Return to NIEHS | Current Issue
Increase text size Decrease text size

Microarrays: One Step Closer to Personalized Medicine

By Blondell Peterson
June 2005

Dr. Brenda Weis
Brenda Weis

Dr. Brenda Weis, NIEHS Toxicogenomics Research Consortium TRC Coordinator, received national media coverage as spokesperson for the TRC microarrays study conducted by 64 renowned scientists. NIEHS Director, Dr. David Schwartz is one of the authors featured in the paper publication on Nature.

The study brings us one step closer to personalized medical treatment-that is medical treatment tailored to each person's unique genetic make-up and medical condition. Microarrays are gene chips that allow scientists to see how differences in gene expression are linked to specific diseases. Improving and standardizing microarray experiments will also allow earlier detection of diseases like cancer.

Weis was a featured speaker on a National Public Radio morning edition broadcast May 4 with Nell Boyce. The story was called, "Improving Gene Chips."

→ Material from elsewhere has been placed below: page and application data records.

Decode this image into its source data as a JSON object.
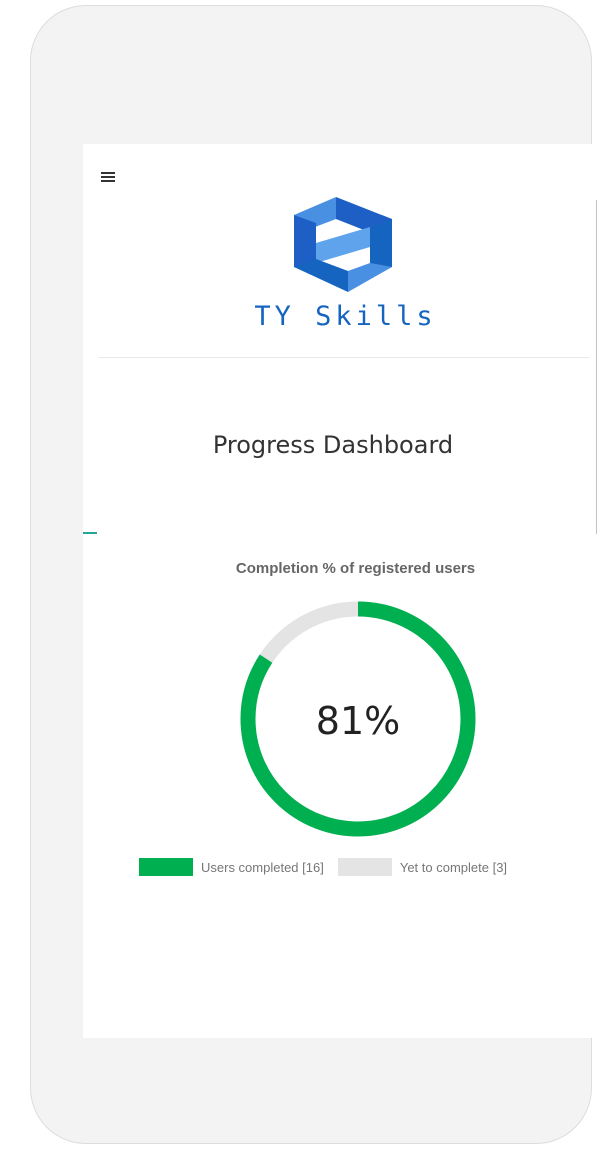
{
  "header": {
    "brand_name": "TY Skills",
    "logo_icon": "stacked-cube-logo-icon",
    "menu_icon": "hamburger-menu-icon"
  },
  "main": {
    "page_title": "Progress Dashboard"
  },
  "colors": {
    "completed": "#00b050",
    "pending": "#e4e4e4",
    "brand_blue": "#1565c0",
    "accent": "#26a69a"
  },
  "chart_data": {
    "type": "pie",
    "title": "Completion % of registered users",
    "center_label": "81%",
    "series": [
      {
        "name": "Users completed",
        "value": 16,
        "legend_label": "Users completed [16]"
      },
      {
        "name": "Yet to complete",
        "value": 3,
        "legend_label": "Yet to complete [3]"
      }
    ],
    "legend_position": "bottom"
  },
  "scroll": {
    "up_glyph": "▲",
    "down_glyph": "▼"
  }
}
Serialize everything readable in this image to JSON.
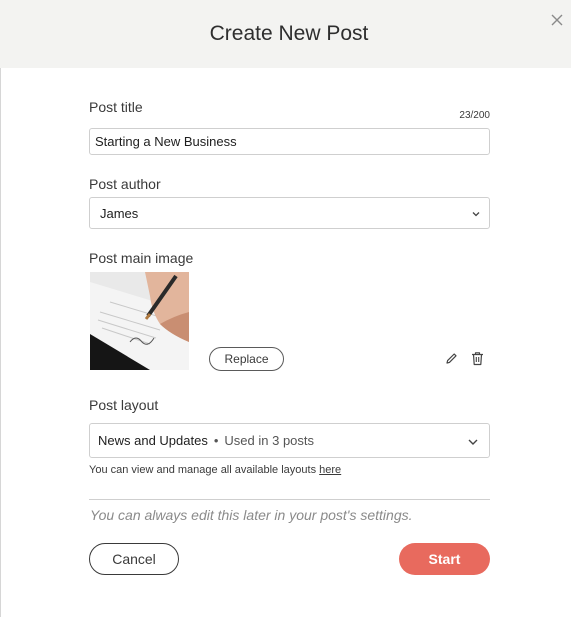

It focused on the fact that when results were compared from seven labs that used the same chip, and scientists got the same results only 20% of the time, it was cause for concern. Researchers then found that this happened because each lab had its own way of doing things.

In the interview Weis said, "When labs were told to carefully follow the exact same set of procedures, we were able to achieve a very high level of consistency across the labs up to the high 90s percent."

In addition to NPR, Weis was quoted in the May 6 edition of "Harvard Focus," which reaches 15,000 researchers and physicians. The front page of the May 6 issue can be found online at , or you may link directly to the story at

WTOP, a popular Washington, DC radio station for traffic, weather and news featured Dr. Weis also.

"The Scientist" will feature a story on this study, which will include remarks from Drs. Schwartz, Weis and others.

"NIEHS Goes All Out..." - previous story Previous story Next story next story - "NIEHS-Funded Study: People with..."
June 2005 Cover Page

Back to top Back to top